In the past few days, I have been hearing many stories of children in restaurants and the discomfort that comes about because of them. In response to this, I have found myself relating - or wanting to relate - this story a number of times. Since the topic seems to be making the rounds now, I thought I would share it with you.
My daughter was 3 years old, and we were in Manhattan (henceforth referred to simply as "the city") to see the circus at Madison Square Garden. My son was only a year old at this point, so it was just my wife, myself and my daughter.
After the show, we decided to visit a small, out of the way Spanish restaurant that we often frequented. It is not in a location where tourists to the city would be, and unless you actually knew about this restaurant you wouldn't simply walk in off the street. It is in the back of what looks like a seedy bar from the outside ... probably because it is a seedy bar on the inside. However, in the back of the bar is a wonderful restaurant. Not high on ambiance, but the food is terrific! It's run and frequented mostly by folks from Spain, though some of us Americans go there as well.
When we entered, we were seated in a small room which can accommodate three parties. One table was empty and the other was occupied by a woman in her 30's (?) dining alone. When we walked in we could see that she was upset by our presence, but continued with her meal and her book.
We ordered, and our food came. As we were finishing our main course, the woman had finished her meal and got up to leave.
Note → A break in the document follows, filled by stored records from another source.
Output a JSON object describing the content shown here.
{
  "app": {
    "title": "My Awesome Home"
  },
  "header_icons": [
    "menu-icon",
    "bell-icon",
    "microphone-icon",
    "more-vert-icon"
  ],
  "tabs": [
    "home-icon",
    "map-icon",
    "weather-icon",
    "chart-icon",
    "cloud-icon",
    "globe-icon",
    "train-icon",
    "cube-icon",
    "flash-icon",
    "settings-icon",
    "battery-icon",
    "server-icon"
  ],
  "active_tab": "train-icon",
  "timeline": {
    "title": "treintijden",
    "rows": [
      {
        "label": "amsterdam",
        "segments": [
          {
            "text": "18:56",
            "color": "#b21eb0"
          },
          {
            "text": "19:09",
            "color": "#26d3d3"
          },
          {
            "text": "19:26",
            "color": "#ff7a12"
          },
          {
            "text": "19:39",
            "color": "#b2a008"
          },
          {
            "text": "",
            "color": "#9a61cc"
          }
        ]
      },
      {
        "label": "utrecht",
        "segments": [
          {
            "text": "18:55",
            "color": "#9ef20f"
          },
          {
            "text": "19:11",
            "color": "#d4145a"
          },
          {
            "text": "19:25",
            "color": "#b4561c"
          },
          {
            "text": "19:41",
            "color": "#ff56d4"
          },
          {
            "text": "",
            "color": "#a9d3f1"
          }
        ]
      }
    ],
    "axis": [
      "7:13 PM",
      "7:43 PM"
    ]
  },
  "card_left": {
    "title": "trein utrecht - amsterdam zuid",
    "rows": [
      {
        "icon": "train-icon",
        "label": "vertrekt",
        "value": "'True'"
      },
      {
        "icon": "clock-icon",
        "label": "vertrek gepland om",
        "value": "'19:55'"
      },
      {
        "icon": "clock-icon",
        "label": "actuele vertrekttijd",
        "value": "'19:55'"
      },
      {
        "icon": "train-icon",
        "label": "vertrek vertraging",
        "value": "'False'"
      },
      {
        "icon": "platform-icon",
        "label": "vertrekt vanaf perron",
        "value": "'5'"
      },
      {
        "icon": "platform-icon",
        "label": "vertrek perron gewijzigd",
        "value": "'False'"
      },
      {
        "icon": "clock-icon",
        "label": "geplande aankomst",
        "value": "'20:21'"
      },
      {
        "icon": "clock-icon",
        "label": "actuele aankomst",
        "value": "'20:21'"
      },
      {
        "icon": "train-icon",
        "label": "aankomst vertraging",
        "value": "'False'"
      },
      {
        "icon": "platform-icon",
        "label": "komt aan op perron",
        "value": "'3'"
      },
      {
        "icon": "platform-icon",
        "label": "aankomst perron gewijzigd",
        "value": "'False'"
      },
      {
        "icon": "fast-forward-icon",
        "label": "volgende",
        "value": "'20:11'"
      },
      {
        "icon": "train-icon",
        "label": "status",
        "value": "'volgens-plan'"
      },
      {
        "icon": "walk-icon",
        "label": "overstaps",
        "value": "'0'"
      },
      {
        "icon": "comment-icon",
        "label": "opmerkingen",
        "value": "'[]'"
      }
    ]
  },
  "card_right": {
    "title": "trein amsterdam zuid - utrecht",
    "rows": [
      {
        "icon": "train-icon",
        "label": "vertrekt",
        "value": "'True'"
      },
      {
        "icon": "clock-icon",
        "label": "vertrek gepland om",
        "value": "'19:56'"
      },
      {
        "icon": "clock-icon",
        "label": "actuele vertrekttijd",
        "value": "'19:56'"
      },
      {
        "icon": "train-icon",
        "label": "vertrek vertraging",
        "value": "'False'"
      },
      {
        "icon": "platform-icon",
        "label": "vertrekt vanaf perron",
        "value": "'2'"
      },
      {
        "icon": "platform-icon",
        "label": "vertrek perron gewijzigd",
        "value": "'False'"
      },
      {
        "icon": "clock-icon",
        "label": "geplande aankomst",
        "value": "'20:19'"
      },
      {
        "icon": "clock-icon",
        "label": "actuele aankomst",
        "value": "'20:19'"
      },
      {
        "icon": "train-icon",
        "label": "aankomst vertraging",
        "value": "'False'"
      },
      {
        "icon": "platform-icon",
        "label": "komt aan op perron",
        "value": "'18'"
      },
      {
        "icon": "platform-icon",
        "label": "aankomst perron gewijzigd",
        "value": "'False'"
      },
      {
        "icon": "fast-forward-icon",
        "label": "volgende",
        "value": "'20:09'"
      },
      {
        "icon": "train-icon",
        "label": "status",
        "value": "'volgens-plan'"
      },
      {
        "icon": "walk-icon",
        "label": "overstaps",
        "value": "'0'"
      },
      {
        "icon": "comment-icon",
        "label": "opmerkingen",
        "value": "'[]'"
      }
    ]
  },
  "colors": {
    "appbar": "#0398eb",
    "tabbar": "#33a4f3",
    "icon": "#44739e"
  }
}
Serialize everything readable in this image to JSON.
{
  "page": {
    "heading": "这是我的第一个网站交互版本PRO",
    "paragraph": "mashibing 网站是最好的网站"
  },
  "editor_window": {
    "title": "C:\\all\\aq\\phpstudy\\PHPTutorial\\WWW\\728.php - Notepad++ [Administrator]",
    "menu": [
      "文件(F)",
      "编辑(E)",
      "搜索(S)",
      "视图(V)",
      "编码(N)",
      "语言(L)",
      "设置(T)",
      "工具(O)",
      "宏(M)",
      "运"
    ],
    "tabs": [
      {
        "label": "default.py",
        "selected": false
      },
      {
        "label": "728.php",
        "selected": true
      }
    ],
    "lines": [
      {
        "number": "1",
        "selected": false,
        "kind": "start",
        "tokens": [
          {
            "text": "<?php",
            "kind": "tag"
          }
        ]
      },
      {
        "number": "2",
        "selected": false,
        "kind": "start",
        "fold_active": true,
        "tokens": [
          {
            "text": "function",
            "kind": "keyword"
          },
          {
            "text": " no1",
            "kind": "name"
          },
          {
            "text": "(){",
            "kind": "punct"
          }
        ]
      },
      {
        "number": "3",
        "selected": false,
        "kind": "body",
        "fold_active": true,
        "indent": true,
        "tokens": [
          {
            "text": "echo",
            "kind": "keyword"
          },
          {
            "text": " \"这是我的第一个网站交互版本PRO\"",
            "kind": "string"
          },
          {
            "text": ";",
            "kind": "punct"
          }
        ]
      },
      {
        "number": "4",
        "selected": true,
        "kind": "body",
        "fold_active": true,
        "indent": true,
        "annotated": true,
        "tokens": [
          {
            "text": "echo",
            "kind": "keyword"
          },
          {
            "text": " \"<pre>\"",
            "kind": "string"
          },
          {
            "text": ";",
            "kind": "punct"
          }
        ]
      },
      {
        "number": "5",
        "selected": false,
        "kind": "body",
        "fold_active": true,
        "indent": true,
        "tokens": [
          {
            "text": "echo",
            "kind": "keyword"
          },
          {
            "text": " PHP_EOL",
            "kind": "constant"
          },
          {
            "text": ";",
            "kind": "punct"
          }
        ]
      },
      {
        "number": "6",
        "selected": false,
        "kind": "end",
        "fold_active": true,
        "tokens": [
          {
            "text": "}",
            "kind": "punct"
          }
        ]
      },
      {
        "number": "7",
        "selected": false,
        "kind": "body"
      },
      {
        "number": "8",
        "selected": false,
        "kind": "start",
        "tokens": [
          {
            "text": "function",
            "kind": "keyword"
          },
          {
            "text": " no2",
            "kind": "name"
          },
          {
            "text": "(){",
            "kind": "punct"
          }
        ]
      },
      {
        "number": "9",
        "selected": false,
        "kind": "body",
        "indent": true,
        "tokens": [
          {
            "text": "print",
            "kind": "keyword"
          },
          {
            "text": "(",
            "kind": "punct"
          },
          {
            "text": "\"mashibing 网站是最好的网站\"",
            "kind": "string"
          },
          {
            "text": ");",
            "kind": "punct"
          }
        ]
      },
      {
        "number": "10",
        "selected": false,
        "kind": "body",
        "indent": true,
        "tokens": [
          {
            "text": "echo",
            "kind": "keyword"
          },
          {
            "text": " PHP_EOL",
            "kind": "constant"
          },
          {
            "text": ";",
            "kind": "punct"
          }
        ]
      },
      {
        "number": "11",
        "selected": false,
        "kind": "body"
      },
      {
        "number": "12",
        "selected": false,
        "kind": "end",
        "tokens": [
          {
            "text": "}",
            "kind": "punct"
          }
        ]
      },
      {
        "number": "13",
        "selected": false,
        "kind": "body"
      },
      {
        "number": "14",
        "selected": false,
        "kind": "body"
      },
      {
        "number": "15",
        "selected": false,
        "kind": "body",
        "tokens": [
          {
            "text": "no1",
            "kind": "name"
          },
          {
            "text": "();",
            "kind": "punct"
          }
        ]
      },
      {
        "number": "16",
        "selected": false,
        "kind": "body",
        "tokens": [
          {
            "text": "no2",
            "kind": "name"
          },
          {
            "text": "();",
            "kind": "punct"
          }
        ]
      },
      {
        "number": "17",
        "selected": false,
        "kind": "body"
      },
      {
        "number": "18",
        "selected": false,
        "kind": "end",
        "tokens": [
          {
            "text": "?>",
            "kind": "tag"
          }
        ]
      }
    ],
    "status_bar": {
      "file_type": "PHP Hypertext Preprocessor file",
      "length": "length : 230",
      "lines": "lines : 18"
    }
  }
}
As she passed our table she stopped and asked us if she could ask a question. "Are you and your daughter American?" I thought that was an unusual question, but was pleased to answer, in the affirmative of course. She then responded by telling us that she had never seen an American child, especially one so young, sit through an entire meal as well behaved as ours did. Needless to say we thanked her and were properly proud of our daughter at that moment. (Not the first or last time we were of course. We still are!)
In our case, with both of our children, we started bringing them to restaurants, and other places, when they were very young ... well under a year old. As such, they were used to being in those places and situations, and were not overwhelmed. They were also taught right away what was acceptable behavior and what was not. We were lucky parents in that they learned those lessons early and well. Today, I see children being brought into restaurants who clearly do not know how to behave. I have seen video players immediately placed on the table (and played at high volumes!) to keep the child occupied. I suppose this is easier than actually teaching the child restaurant manners and proper behavior. Video players have a time and a place, but I don't think a restaurant is one.
I will admit that there are times I do see parents trying their best to have their child behave in an appropriate manner, but for one reason or another their efforts do not work. However, all too often I see parents who simply allow a child to do whatever they want, regardless of the appropriateness (or lack thereof) of the behavior. These are the parents who have stopped parenting in my opinion and are deserving of the dirty stares and harsh words they may encounter. Though my children were generally well behaved in restaurants, there were times when things did not go smoothly, perhaps they were tired, or not feeling well, or just plain uncomfortable for some reason. In that case, either my wife or myself would remove them from the surroundings so that they would not interfere with the dining pleasure of others.
How do you feel about this?
For another take on this topic, please read my friend Tania's blog.